It’s really important to make sure you own the IP rights in work created as part of your business. IP rights are obviously much less valuable to you if you don’t actually own them, and you want to avoid any disputes around ownership further down the line. So who will own your IP and how do you know? Here are some commonly asked questions:

1. Who will own the IP in work created by my employees?

Generally, work created by employees in the course of their employment will belong to their employer (unless you specifically agree otherwise in their employment contract).  However, see the answer to question 3 below for an important exception.

2. I only have very basic employment contracts for my employees and there is nothing in there about IP ownership. Does that change the position?

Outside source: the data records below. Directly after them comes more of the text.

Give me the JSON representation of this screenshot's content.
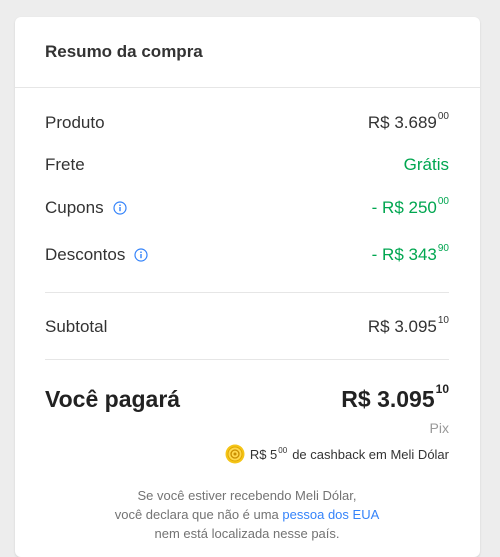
{
  "summary": {
    "title": "Resumo da compra",
    "product": {
      "label": "Produto",
      "amount": "R$ 3.689",
      "cents": "00"
    },
    "shipping": {
      "label": "Frete",
      "value": "Grátis"
    },
    "coupons": {
      "label": "Cupons",
      "amount": "- R$ 250",
      "cents": "00"
    },
    "discounts": {
      "label": "Descontos",
      "amount": "- R$ 343",
      "cents": "90"
    },
    "subtotal": {
      "label": "Subtotal",
      "amount": "R$ 3.095",
      "cents": "10"
    },
    "total": {
      "label": "Você pagará",
      "amount": "R$ 3.095",
      "cents": "10",
      "method": "Pix"
    },
    "cashback": {
      "amount": "R$ 5",
      "cents": "00",
      "text": "de cashback em Meli Dólar"
    },
    "disclaimer": {
      "line1": "Se você estiver recebendo Meli Dólar,",
      "line2_prefix": "você declara que não é uma",
      "line2_link": "pessoa dos EUA",
      "line3": "nem está localizada nesse país."
    }
  },
  "colors": {
    "accent_green": "#00a650",
    "link_blue": "#3483fa",
    "info_icon": "#3483fa",
    "coin": "#f5c518"
  },
  "icons": {
    "info": "info-icon",
    "coin": "meli-dolar-coin-icon"
  }
}
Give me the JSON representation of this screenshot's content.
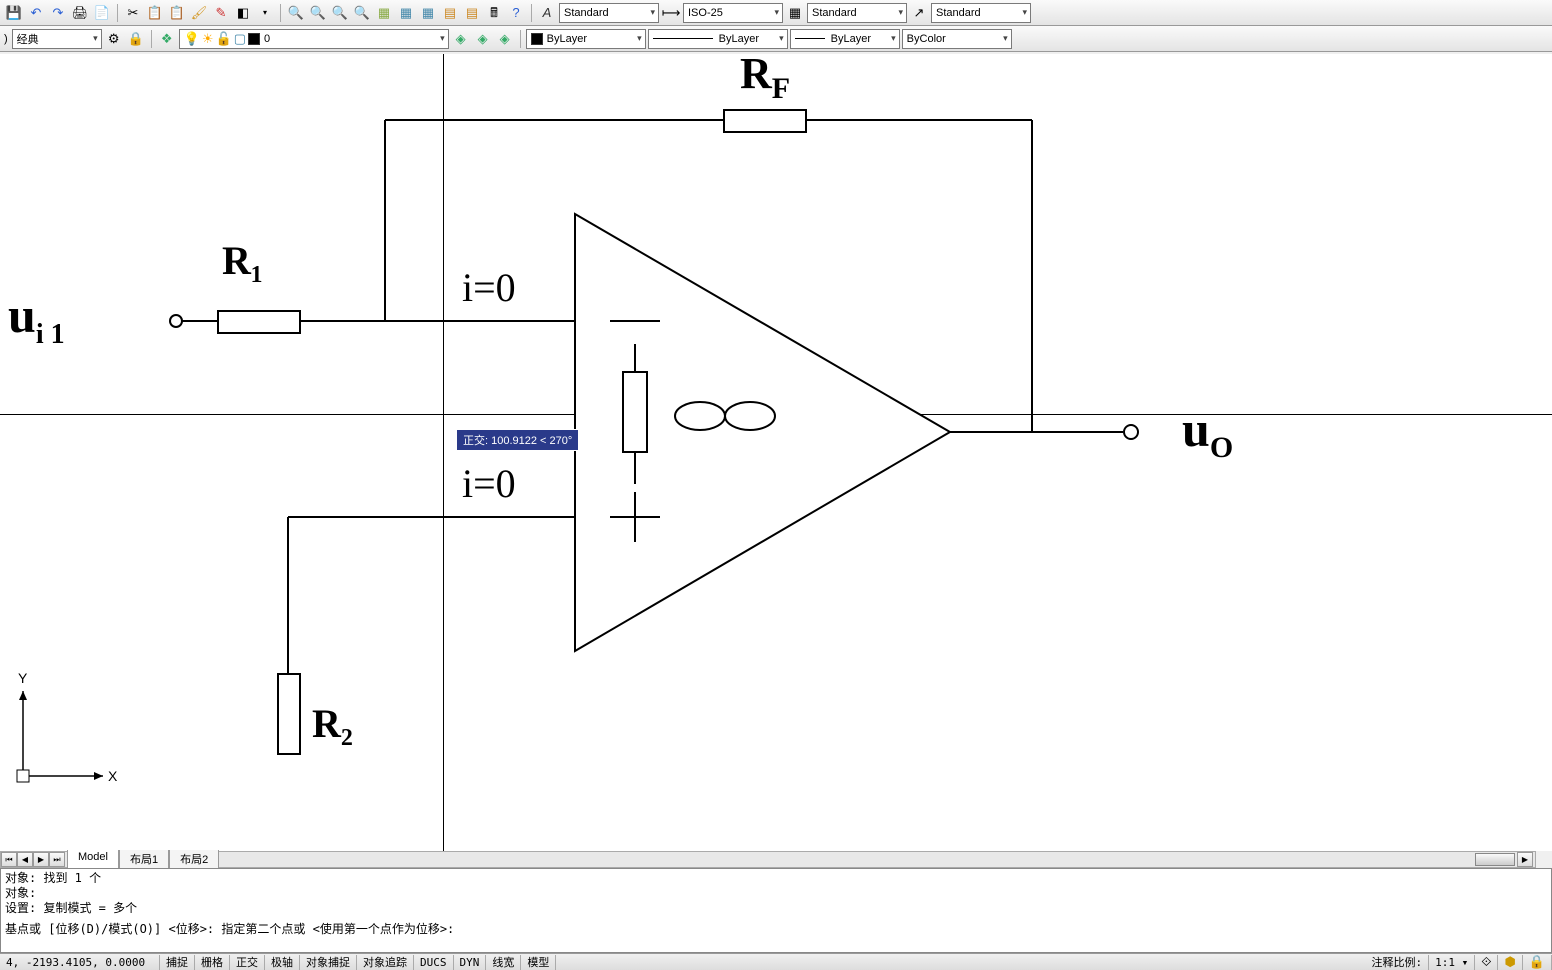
{
  "toolbar1": {
    "styles": {
      "text_style": "Standard",
      "dim_style": "ISO-25",
      "table_style": "Standard",
      "mleader_style": "Standard"
    }
  },
  "toolbar2": {
    "workspace": "经典",
    "layer": "0",
    "linetype": "ByLayer",
    "lineweight": "ByLayer",
    "color_label": "ByLayer",
    "plot_style": "ByColor"
  },
  "canvas": {
    "tooltip": "正交: 100.9122 < 270°",
    "labels": {
      "r1": "R₁",
      "rf": "R",
      "rf_sub": "F",
      "r2": "R₂",
      "ui1": "u",
      "ui1_sub": "i 1",
      "uo": "u",
      "uo_sub": "O",
      "i0a": "i=0",
      "i0b": "i=0",
      "inf": "∞"
    },
    "ucs": {
      "x": "X",
      "y": "Y"
    }
  },
  "tabs": {
    "model": "Model",
    "layout1": "布局1",
    "layout2": "布局2"
  },
  "command": {
    "line1": "对象: 找到 1 个",
    "line2": "对象:",
    "line3": "设置:  复制模式 = 多个",
    "line4": "基点或 [位移(D)/模式(O)] <位移>: 指定第二个点或 <使用第一个点作为位移>:"
  },
  "status": {
    "coords": "4, -2193.4105, 0.0000",
    "snap": "捕捉",
    "grid": "栅格",
    "ortho": "正交",
    "polar": "极轴",
    "osnap": "对象捕捉",
    "otrack": "对象追踪",
    "ducs": "DUCS",
    "dyn": "DYN",
    "lwt": "线宽",
    "model": "模型",
    "anno_label": "注释比例:",
    "anno_scale": "1:1"
  }
}
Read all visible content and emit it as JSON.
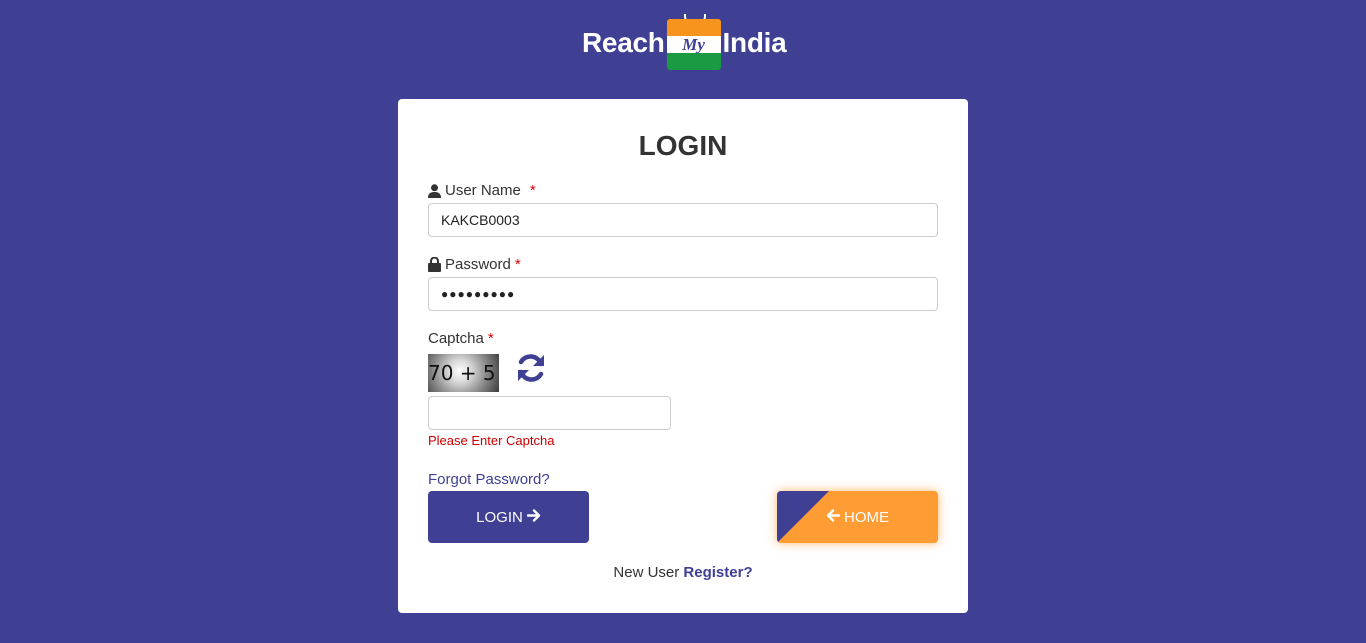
{
  "logo": {
    "left_text": "Reach",
    "bag_text": "My",
    "right_text": "India"
  },
  "form": {
    "title": "LOGIN",
    "username": {
      "label": "User Name",
      "required_mark": "*",
      "value": "KAKCB0003"
    },
    "password": {
      "label": "Password",
      "required_mark": "*",
      "value": "●●●●●●●●●"
    },
    "captcha": {
      "label": "Captcha",
      "required_mark": "*",
      "image_text": "70 + 5",
      "value": "",
      "error": "Please Enter Captcha"
    },
    "forgot_password": "Forgot Password?",
    "login_button": "LOGIN",
    "home_button": "HOME",
    "new_user_text": "New User",
    "register_link": "Register?"
  },
  "colors": {
    "brand": "#3f3f94",
    "accent": "#ff9c33",
    "error": "#cc0000"
  }
}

No, provided you don’t specifically agree that the employee will own the IP, the default position is that the employer will own IP created by employees in the course of their employment.

3. One of my employees has been busy out of hours creating something in her garden shed. As her employer, will I own the IP in her creation?

It depends on whether the creation was outside of the course of her employment. In other words, whether it was outside of her normal duties as an employee. Start by checking her employment contract and job description to see what her normal duties are. If the creation is completely unrelated to her normal duties (e.g. she is employed to do your accounts and she has recorded a song) and she has worked on it in her own time, the IP may belong to her.

4. I often use contractors in my business.  Will I own the IP in anything they create?

Not automatically, no. The default position is that contractors will own the IP rights in anything they create, unless you agree otherwise. A verbal agreement won’t be enough and, to be effective, any agreement must be signed by the contractor. With that in mind, you should make sure that you always have an agreement in writing and signed by the contractor that clearly specifies who will own the IP.

Back to all posts


I’m calling security

Employee competition: top tips for start-up businesses

IP support and funding

Your Intellectual property (IP) is your business.

SEIS investment guide